Tag: compass blog
In 2014, the Coast Guard was notified of 4,064 boating accidents that resulted in 610 people killed, 2,678 injuries and approximately $39 million of damage to property. But that does not tell the entire story.
Why should you take the time to prepare a float plan? The answer is simple… there are just too many facts that need to be accurately remembered and ultimately conveyed in an emergency situation.
Support. It’s been a common theme throughout the entirety of Capt. Lucinda Cunningham’s career. A theme that she hopes will continue. Cunningham enlisted in the Coast Guard in May 1990 after gradating college in North Carolina.
Imagine yourself blindfolded and inching forward into a great unknown. Your mind is racing as you take each unsure step. You may feel disoriented, apprehensive, maybe even little scared? Your mind begins to weigh the risk vs reward of this journey, and you have only just begun. The only thing you know for sure is that the further in you go, the further away you become from everything and everyone that provided you a sense of security, safety and comfort…
Chief Machinist’s Mate Berry became one of the world’s first helicopter maintenance specialists. A distinguished expert mechanic on original Coast Guard aircraft including landplanes and seaplanes as well as helicopters, he was lead instructor at the very first U.S. military helicopter training unit, the Rotary Wing Development Unit…
One of the world’s most famous war-time leaders, Winston Churchill once noted, “In battles two things are usually required of the Commander-in-Chief: to make a good plan for his army and, secondly, to keep a strong reserve.” Since its creation by Admiral Russell Waesche, the 8th Commandant of the Coast Guard, on February 19, 1941, the Coast Guard Reserve has time and again proven itself to be that strong reserve capability to which Churchill referred.
In November 1926, CG-213, with Hart in charge, stood out toward Absecon Bar to assist the stranded tug Thomas Tracy. Owing to the prevailing heavy seas, accompanied by a 70-mile gale, it was found necessary for the crew to abandon ship.
“Investing time into these youth is investing into our future,” said Mims. “These are our future politicians, our bankers, business owners and future leaders of our country. Taking a few hours of my time to positively invest into them is like making a financial investment for retirement.”
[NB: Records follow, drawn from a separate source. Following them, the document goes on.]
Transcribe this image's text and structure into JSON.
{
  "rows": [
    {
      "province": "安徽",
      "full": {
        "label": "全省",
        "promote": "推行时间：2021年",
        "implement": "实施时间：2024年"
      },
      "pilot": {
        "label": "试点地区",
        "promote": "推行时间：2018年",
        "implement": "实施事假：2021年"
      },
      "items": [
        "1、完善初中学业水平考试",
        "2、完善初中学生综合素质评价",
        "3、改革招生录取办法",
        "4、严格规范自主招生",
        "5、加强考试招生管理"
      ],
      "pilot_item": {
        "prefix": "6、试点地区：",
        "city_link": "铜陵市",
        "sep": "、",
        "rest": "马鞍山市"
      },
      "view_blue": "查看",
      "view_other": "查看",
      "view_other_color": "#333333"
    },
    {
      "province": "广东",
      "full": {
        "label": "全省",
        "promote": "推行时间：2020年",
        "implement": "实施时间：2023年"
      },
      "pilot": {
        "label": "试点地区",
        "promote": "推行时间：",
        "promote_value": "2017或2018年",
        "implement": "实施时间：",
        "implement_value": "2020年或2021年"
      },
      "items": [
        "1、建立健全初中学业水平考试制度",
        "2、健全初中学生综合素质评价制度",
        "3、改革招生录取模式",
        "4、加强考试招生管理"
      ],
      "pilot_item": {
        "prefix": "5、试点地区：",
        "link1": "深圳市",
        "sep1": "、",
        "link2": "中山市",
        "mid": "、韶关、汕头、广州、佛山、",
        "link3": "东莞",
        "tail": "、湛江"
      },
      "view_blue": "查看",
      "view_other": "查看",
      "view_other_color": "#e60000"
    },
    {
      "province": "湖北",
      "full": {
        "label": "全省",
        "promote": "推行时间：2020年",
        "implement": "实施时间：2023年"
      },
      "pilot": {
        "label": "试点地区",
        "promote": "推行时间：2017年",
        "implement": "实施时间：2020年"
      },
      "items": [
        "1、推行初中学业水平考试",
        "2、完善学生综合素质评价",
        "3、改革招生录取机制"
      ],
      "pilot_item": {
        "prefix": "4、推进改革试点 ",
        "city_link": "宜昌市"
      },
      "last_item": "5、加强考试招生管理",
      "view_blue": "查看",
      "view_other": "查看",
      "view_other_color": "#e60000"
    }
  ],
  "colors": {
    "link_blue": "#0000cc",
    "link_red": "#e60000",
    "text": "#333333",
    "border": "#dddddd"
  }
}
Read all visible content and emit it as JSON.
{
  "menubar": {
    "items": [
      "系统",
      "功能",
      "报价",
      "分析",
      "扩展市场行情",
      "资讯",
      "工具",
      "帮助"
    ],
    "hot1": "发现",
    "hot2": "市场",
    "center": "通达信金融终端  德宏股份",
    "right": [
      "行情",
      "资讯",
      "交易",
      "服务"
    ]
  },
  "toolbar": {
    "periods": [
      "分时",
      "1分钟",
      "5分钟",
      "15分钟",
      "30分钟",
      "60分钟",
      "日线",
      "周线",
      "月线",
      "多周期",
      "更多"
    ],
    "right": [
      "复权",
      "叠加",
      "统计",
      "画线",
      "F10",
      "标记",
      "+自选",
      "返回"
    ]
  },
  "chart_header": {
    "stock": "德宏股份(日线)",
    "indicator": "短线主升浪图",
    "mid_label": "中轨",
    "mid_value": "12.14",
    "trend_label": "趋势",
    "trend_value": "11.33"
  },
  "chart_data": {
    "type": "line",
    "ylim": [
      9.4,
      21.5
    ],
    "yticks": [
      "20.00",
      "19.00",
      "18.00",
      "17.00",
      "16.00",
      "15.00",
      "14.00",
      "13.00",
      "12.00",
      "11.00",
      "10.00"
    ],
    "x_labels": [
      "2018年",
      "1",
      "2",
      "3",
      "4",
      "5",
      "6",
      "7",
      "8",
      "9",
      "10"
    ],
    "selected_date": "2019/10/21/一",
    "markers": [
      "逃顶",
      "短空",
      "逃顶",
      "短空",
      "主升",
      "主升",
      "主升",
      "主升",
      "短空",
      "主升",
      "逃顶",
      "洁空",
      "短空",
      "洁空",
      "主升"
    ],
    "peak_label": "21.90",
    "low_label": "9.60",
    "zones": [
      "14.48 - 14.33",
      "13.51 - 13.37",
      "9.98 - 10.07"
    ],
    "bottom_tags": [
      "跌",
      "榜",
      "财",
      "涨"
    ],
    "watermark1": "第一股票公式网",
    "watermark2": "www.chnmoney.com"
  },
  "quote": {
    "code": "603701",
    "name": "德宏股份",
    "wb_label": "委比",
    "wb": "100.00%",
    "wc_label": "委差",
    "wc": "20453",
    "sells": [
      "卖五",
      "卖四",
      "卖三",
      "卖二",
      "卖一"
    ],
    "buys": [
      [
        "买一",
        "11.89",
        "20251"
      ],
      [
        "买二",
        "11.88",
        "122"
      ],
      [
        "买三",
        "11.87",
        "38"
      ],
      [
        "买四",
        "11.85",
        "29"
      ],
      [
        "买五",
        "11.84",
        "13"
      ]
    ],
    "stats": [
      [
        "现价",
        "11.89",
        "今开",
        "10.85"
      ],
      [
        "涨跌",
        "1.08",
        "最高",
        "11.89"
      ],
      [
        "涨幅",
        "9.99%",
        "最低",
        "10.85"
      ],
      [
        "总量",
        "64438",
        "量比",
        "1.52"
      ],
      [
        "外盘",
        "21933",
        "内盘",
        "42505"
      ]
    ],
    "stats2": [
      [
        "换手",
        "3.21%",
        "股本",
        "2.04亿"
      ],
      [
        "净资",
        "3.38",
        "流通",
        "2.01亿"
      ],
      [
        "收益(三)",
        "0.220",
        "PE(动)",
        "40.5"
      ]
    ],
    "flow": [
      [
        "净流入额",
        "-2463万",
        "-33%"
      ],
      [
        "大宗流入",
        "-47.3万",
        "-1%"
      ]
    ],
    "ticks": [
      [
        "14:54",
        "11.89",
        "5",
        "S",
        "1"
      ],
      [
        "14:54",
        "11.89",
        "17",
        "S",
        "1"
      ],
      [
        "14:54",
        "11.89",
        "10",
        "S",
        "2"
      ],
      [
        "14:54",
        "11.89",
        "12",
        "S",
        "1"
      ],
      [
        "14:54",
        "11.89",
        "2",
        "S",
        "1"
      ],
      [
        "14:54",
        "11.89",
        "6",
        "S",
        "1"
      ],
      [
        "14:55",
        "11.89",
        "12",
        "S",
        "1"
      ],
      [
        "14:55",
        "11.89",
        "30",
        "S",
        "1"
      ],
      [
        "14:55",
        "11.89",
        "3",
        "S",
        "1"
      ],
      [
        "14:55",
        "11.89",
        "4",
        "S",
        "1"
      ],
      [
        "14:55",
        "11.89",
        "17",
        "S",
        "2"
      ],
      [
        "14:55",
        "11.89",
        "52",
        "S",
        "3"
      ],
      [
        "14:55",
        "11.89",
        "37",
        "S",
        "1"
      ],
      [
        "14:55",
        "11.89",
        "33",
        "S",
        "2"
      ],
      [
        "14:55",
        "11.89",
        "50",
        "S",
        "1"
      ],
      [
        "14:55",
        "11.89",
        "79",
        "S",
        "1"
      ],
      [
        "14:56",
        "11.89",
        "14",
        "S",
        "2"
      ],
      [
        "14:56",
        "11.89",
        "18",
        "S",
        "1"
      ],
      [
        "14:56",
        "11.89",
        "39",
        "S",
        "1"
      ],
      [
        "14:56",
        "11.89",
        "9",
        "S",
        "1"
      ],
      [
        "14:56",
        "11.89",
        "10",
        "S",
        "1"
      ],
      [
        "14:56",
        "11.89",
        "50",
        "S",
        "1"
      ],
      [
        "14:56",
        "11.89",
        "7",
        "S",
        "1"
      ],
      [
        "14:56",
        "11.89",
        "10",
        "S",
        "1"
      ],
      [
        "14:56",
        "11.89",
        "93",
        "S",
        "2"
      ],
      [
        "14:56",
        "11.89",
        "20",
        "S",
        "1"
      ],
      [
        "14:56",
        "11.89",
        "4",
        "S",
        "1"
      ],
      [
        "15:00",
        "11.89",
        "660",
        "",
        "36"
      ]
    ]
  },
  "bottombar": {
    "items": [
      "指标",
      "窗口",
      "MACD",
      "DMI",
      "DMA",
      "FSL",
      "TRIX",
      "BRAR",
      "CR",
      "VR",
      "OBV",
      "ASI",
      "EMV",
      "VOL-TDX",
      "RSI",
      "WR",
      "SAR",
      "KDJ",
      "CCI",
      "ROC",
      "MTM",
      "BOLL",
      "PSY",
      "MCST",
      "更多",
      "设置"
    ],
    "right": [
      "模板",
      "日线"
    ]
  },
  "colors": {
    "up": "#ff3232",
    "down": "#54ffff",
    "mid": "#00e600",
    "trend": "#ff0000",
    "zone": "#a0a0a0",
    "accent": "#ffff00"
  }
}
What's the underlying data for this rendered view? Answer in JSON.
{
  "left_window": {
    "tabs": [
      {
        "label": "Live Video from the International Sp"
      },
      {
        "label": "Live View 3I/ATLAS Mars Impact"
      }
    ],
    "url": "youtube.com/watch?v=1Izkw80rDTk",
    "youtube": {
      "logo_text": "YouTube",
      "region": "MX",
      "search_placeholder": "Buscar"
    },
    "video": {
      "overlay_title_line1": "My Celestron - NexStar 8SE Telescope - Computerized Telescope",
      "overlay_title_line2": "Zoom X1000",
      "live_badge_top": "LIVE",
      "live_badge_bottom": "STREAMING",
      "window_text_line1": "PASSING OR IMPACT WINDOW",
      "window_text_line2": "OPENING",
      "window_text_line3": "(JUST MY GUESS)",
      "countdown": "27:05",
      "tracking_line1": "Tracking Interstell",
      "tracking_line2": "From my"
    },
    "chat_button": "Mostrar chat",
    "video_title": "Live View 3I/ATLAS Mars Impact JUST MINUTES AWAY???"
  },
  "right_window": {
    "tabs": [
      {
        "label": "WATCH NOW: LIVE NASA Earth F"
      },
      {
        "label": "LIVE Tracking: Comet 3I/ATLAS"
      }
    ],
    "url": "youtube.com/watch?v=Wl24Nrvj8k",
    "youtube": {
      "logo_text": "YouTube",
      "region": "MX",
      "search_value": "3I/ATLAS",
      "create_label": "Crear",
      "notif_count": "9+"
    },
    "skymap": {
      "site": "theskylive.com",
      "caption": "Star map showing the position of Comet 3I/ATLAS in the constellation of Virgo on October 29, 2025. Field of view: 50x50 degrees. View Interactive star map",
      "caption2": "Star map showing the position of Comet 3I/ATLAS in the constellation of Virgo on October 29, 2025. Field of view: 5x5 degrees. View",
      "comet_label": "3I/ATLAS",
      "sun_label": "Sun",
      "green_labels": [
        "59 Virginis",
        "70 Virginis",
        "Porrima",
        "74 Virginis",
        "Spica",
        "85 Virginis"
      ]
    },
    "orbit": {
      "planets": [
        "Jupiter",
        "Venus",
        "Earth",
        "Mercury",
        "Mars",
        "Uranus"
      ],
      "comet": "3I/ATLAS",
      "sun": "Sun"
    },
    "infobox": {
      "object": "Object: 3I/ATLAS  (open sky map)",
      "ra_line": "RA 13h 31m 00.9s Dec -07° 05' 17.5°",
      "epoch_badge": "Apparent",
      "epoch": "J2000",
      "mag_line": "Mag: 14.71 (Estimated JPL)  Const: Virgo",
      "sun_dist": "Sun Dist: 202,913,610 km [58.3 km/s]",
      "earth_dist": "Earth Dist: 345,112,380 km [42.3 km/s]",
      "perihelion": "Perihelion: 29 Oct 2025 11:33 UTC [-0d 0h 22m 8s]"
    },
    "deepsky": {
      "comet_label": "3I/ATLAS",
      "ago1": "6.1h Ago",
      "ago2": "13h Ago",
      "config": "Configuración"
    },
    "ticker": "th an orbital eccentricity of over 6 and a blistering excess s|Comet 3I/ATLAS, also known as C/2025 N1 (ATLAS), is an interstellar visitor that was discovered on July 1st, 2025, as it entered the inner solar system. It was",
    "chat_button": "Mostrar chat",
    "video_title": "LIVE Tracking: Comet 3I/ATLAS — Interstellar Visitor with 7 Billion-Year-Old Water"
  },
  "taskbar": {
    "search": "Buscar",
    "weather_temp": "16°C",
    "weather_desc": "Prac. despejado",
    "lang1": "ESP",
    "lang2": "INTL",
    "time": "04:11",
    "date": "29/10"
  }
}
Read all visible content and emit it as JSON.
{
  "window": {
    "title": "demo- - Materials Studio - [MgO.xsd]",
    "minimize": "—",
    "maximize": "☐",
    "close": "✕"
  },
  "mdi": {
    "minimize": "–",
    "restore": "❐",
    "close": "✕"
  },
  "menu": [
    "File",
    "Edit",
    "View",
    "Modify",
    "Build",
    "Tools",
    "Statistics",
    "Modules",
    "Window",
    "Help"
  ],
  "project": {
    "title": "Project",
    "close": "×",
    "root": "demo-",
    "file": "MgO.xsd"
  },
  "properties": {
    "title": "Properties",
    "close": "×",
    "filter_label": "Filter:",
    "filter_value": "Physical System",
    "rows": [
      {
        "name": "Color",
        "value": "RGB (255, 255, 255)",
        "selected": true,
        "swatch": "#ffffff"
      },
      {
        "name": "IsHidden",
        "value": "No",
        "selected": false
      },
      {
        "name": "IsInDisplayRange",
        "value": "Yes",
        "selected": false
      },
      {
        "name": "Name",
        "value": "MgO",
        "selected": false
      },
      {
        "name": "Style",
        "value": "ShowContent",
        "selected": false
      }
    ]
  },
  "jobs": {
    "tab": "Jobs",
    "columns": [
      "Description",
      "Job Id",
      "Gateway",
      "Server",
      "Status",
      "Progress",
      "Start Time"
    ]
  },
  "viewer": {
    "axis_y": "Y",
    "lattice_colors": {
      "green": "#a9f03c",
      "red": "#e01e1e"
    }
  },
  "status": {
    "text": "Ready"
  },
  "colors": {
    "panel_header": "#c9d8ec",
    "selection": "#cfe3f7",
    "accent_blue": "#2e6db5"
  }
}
“His efforts to build each case improved safety on the water to support successful prosecution,” said Petty Officer 1st Class Phillip Null, the operations petty officer at Coast Guard Station Marblehead.